[[ DATASET EXCERPTS open ]]
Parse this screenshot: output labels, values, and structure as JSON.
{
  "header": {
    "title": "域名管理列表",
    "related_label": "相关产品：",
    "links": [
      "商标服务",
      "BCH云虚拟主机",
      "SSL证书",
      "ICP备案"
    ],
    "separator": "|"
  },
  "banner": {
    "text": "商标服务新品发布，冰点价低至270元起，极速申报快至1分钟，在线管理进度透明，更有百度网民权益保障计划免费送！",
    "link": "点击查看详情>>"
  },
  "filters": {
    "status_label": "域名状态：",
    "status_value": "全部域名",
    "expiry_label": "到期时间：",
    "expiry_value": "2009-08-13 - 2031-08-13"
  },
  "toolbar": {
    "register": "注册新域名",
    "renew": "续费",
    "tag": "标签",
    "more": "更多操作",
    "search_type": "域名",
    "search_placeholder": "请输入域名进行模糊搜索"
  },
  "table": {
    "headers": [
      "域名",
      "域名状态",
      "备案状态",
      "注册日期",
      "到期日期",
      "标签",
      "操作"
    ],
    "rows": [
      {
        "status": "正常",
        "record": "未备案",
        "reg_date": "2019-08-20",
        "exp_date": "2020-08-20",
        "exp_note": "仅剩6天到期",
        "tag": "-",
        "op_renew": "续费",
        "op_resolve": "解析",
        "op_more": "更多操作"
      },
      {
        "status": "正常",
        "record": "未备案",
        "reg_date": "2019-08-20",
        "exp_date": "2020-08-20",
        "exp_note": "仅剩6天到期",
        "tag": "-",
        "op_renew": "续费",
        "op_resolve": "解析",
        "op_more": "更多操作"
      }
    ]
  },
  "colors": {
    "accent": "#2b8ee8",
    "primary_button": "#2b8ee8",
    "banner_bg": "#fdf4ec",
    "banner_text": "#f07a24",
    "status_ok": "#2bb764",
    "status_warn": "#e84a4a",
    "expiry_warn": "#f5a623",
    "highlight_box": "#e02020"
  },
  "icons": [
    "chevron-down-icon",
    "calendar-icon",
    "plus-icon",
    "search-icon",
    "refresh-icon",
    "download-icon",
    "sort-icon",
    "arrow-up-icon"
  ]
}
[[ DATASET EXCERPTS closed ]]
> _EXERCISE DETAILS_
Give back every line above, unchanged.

> _TASK OUTPUT_
Parse this screenshot: output labels, values, and structure as JSON.
{
  "header": {
    "title": "域名管理列表",
    "related_label": "相关产品：",
    "links": [
      "商标服务",
      "BCH云虚拟主机",
      "SSL证书",
      "ICP备案"
    ],
    "separator": "|"
  },
  "banner": {
    "text": "商标服务新品发布，冰点价低至270元起，极速申报快至1分钟，在线管理进度透明，更有百度网民权益保障计划免费送！",
    "link": "点击查看详情>>"
  },
  "filters": {
    "status_label": "域名状态：",
    "status_value": "全部域名",
    "expiry_label": "到期时间：",
    "expiry_value": "2009-08-13 - 2031-08-13"
  },
  "toolbar": {
    "register": "注册新域名",
    "renew": "续费",
    "tag": "标签",
    "more": "更多操作",
    "search_type": "域名",
    "search_placeholder": "请输入域名进行模糊搜索"
  },
  "table": {
    "headers": [
      "域名",
      "域名状态",
      "备案状态",
      "注册日期",
      "到期日期",
      "标签",
      "操作"
    ],
    "rows": [
      {
        "status": "正常",
        "record": "未备案",
        "reg_date": "2019-08-20",
        "exp_date": "2020-08-20",
        "exp_note": "仅剩6天到期",
        "tag": "-",
        "op_renew": "续费",
        "op_resolve": "解析",
        "op_more": "更多操作"
      },
      {
        "status": "正常",
        "record": "未备案",
        "reg_date": "2019-08-20",
        "exp_date": "2020-08-20",
        "exp_note": "仅剩6天到期",
        "tag": "-",
        "op_renew": "续费",
        "op_resolve": "解析",
        "op_more": "更多操作"
      }
    ]
  },
  "colors": {
    "accent": "#2b8ee8",
    "primary_button": "#2b8ee8",
    "banner_bg": "#fdf4ec",
    "banner_text": "#f07a24",
    "status_ok": "#2bb764",
    "status_warn": "#e84a4a",
    "expiry_warn": "#f5a623",
    "highlight_box": "#e02020"
  },
  "icons": [
    "chevron-down-icon",
    "calendar-icon",
    "plus-icon",
    "search-icon",
    "refresh-icon",
    "download-icon",
    "sort-icon",
    "arrow-up-icon"
  ]
}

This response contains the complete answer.